▶ **HOW TO COMPLETE THIS TASK**
Every line of the material is to be reproduced verbatim.

▶ **RECORDS FOR THE EXERCISE**

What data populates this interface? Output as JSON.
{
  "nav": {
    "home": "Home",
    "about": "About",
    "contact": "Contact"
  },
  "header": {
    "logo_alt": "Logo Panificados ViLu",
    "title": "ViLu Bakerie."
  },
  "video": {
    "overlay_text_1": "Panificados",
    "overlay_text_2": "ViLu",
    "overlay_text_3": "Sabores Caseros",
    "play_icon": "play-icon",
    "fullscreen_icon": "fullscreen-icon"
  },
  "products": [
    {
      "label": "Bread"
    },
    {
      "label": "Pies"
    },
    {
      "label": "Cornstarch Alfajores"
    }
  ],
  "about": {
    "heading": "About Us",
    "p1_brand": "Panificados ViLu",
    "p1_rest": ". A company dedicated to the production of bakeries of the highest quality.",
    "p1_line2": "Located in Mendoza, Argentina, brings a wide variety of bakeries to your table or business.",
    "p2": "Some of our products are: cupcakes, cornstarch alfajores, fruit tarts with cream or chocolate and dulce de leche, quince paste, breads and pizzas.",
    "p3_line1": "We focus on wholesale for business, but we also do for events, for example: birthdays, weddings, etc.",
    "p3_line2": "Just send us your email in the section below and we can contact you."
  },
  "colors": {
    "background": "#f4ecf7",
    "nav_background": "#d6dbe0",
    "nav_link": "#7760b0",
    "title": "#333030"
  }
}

▶ **WRITTEN ANSWER**
What data populates this interface? Output as JSON.
{
  "nav": {
    "home": "Home",
    "about": "About",
    "contact": "Contact"
  },
  "header": {
    "logo_alt": "Logo Panificados ViLu",
    "title": "ViLu Bakerie."
  },
  "video": {
    "overlay_text_1": "Panificados",
    "overlay_text_2": "ViLu",
    "overlay_text_3": "Sabores Caseros",
    "play_icon": "play-icon",
    "fullscreen_icon": "fullscreen-icon"
  },
  "products": [
    {
      "label": "Bread"
    },
    {
      "label": "Pies"
    },
    {
      "label": "Cornstarch Alfajores"
    }
  ],
  "about": {
    "heading": "About Us",
    "p1_brand": "Panificados ViLu",
    "p1_rest": ". A company dedicated to the production of bakeries of the highest quality.",
    "p1_line2": "Located in Mendoza, Argentina, brings a wide variety of bakeries to your table or business.",
    "p2": "Some of our products are: cupcakes, cornstarch alfajores, fruit tarts with cream or chocolate and dulce de leche, quince paste, breads and pizzas.",
    "p3_line1": "We focus on wholesale for business, but we also do for events, for example: birthdays, weddings, etc.",
    "p3_line2": "Just send us your email in the section below and we can contact you."
  },
  "colors": {
    "background": "#f4ecf7",
    "nav_background": "#d6dbe0",
    "nav_link": "#7760b0",
    "title": "#333030"
  }
}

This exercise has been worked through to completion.